As I was thinking through the deadlocks I reached before the semester started, I started wondering about the sacramental status of marriage alongside Zizek’s notion of overconformity; the way to break up an ideological order, for Zizek, is not to simply resist explicitly (resistance is what the order counts on) but to identify fully with one of the operative rules of law at work in that order, refusing the implicit exceptions by which the law functions. For Zizek, this act of taking the law more seriously than it is built to be taken subverts the law’s own ideological function and breaks it apart as a functionary of the given order. While Zizek works out this notion of overconformity from a reading of Paul’s reflections on the law in Romans, he distances himself from the notion that this is a straightforward reading of what Paul is doing; it seems to him to be an operative logic that Paul gropes at but never quite identifies explicitly.
I’m starting to wonder, though, if something like this excessive character really is at work in the way Paul addresses issues other than the law (gender and marriage, for instance). Furthermore, I’m wondering if this logic of excess is endemic to the notion of sacrament itself.

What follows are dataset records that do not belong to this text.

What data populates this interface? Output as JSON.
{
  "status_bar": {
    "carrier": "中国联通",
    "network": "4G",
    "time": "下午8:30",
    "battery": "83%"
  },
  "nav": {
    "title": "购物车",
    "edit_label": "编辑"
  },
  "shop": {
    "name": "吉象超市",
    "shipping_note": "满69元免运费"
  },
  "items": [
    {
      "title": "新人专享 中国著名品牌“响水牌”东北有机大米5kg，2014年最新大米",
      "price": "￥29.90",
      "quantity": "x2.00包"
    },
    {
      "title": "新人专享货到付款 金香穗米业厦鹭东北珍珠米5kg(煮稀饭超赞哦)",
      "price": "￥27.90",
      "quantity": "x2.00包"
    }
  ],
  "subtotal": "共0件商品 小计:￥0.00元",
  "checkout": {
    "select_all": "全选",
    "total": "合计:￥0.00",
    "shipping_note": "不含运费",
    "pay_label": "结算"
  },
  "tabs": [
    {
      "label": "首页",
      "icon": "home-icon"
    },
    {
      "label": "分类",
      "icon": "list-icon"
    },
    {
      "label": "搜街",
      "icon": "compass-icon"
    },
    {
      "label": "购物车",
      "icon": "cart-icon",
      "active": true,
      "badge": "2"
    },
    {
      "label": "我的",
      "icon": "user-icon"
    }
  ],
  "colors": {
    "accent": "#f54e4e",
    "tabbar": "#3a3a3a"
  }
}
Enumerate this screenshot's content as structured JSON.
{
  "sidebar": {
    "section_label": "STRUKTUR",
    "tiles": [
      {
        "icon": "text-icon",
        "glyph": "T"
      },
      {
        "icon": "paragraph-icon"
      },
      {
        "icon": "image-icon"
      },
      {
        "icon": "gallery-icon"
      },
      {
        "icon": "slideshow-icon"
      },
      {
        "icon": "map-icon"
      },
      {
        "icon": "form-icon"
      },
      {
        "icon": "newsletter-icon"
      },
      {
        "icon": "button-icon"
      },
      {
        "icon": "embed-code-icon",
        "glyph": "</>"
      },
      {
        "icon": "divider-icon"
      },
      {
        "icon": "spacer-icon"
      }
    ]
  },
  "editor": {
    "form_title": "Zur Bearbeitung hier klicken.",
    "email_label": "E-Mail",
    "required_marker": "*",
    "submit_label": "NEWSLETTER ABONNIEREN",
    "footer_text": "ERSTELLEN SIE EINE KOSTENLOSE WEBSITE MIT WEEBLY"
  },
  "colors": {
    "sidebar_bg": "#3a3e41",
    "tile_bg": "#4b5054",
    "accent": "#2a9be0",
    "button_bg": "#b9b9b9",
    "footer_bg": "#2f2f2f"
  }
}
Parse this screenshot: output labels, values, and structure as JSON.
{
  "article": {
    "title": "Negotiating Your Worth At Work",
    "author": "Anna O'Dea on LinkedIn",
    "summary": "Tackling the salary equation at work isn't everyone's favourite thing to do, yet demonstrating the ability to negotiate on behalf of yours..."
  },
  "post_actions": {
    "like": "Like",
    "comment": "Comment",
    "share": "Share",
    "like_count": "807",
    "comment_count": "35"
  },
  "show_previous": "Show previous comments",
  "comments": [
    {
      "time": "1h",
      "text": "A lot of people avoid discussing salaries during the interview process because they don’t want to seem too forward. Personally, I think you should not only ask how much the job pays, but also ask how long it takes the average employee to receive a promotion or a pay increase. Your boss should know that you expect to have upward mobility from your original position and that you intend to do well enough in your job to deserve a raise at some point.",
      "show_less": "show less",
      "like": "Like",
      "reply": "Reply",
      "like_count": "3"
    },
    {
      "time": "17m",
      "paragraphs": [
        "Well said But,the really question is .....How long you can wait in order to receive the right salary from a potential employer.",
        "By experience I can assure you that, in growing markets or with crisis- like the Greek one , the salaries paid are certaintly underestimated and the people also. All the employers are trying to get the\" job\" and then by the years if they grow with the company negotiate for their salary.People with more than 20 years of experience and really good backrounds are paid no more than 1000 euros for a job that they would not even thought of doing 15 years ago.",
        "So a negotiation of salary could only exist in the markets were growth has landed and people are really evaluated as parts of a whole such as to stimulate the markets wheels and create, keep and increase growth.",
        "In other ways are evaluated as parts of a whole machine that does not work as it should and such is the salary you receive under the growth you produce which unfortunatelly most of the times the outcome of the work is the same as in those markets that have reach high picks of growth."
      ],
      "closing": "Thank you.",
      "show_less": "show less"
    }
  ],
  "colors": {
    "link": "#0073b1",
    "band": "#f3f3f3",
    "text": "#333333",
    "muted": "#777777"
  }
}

One helpful thing for me about this way of thinking, at least while I’m “trying it on,” is that it fits rather nicely with Paul’s proclamations of freedom AND his non-libertinism. It also deals well with the manifestly “excessive” character of pre/Augustinian treatments of marriage/celibacy. Thus, the other side of the coin (of getting so damn married that polite, married society can only say “whoah, slow down, buddy”) is getting so damn not-married that tempered, discerning, independent folks can only say “whoah, slow down, buddy.” The trick, from there, is that it’s easy to inscribe even that into a sort of “right” and “churchy” way of doing sexuality. I think it’s pretty obvious that that’s the world we now live in. Even if there’s something to this schema of sacramental excess, it’s difficult to know what to do with it in a world where even excessive marriage and celibacy have been successfully assimilated into the power complex of marriage itself.
Maybe, remembering how marriage is to be sacramental doesn’t help one “know what to do,” so much as it reminds us that the position we’re in is always that of eunuchs who are to receive other eunuchs as means’ of grace? Which is not to say that the sacrament is not to be practiced, but that it is to be practiced only sacramentally; that is, only as a way of learning to be opened/given for the life of the world. A good friend and prominent influence of mine recently asked the (rhetorical) question “what if all sacraments were nothing more than the irruption of the crucifixion/resurrection of Jesus into the institutions of normal well-adjusted life?” I think this gets close to where I want to be going, but the problem I can’t shake is that the sacraments manifestly aren’t that. It seems exceedingly easy for this sort of sacramental talk to get re-inscribed in a mindset where the most revolutionary thing one can do is prop up actually existing church practices. It may be my pessimism, or it may be my heavy Quaker influences, but it seems to me that even and especially our rituals and patterns of being churchy have to die before they can be something else.